Records from a dataset:
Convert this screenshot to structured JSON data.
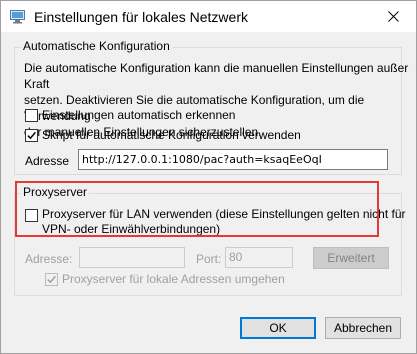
{
  "window": {
    "title": "Einstellungen für lokales Netzwerk",
    "icon": "network-settings-icon",
    "close_icon": "close-icon"
  },
  "auto_config": {
    "legend": "Automatische Konfiguration",
    "description_lines": [
      "Die automatische Konfiguration kann die manuellen Einstellungen außer Kraft",
      "setzen. Deaktivieren Sie die automatische Konfiguration, um die Verwendung",
      "der manuellen Einstellungen sicherzustellen."
    ],
    "detect_automatically": {
      "label": "Einstellungen automatisch erkennen",
      "checked": false
    },
    "use_script": {
      "label": "Skript für automatische Konfiguration verwenden",
      "checked": true
    },
    "address_label": "Adresse",
    "address_value": "http://127.0.0.1:1080/pac?auth=ksaqEeOqI"
  },
  "proxy": {
    "legend": "Proxyserver",
    "use_proxy": {
      "label_line1": "Proxyserver für LAN verwenden (diese Einstellungen gelten nicht für",
      "label_line2": "VPN- oder Einwählverbindungen)",
      "checked": false
    },
    "address_label": "Adresse:",
    "address_value": "",
    "port_label": "Port:",
    "port_value": "80",
    "advanced_button": "Erweitert",
    "bypass_local": {
      "label": "Proxyserver für lokale Adressen umgehen",
      "checked": true,
      "enabled": false
    }
  },
  "buttons": {
    "ok": "OK",
    "cancel": "Abbrechen"
  },
  "colors": {
    "highlight": "#e53935",
    "default_button_border": "#0078d7"
  }
}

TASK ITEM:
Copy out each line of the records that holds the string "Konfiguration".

EXPECTED OUTPUT:
    "legend": "Automatische Konfiguration",
      "Die automatische Konfiguration kann die manuellen Einstellungen außer Kraft",
      "setzen. Deaktivieren Sie die automatische Konfiguration, um die Verwendung",
      "label": "Skript für automatische Konfiguration verwenden",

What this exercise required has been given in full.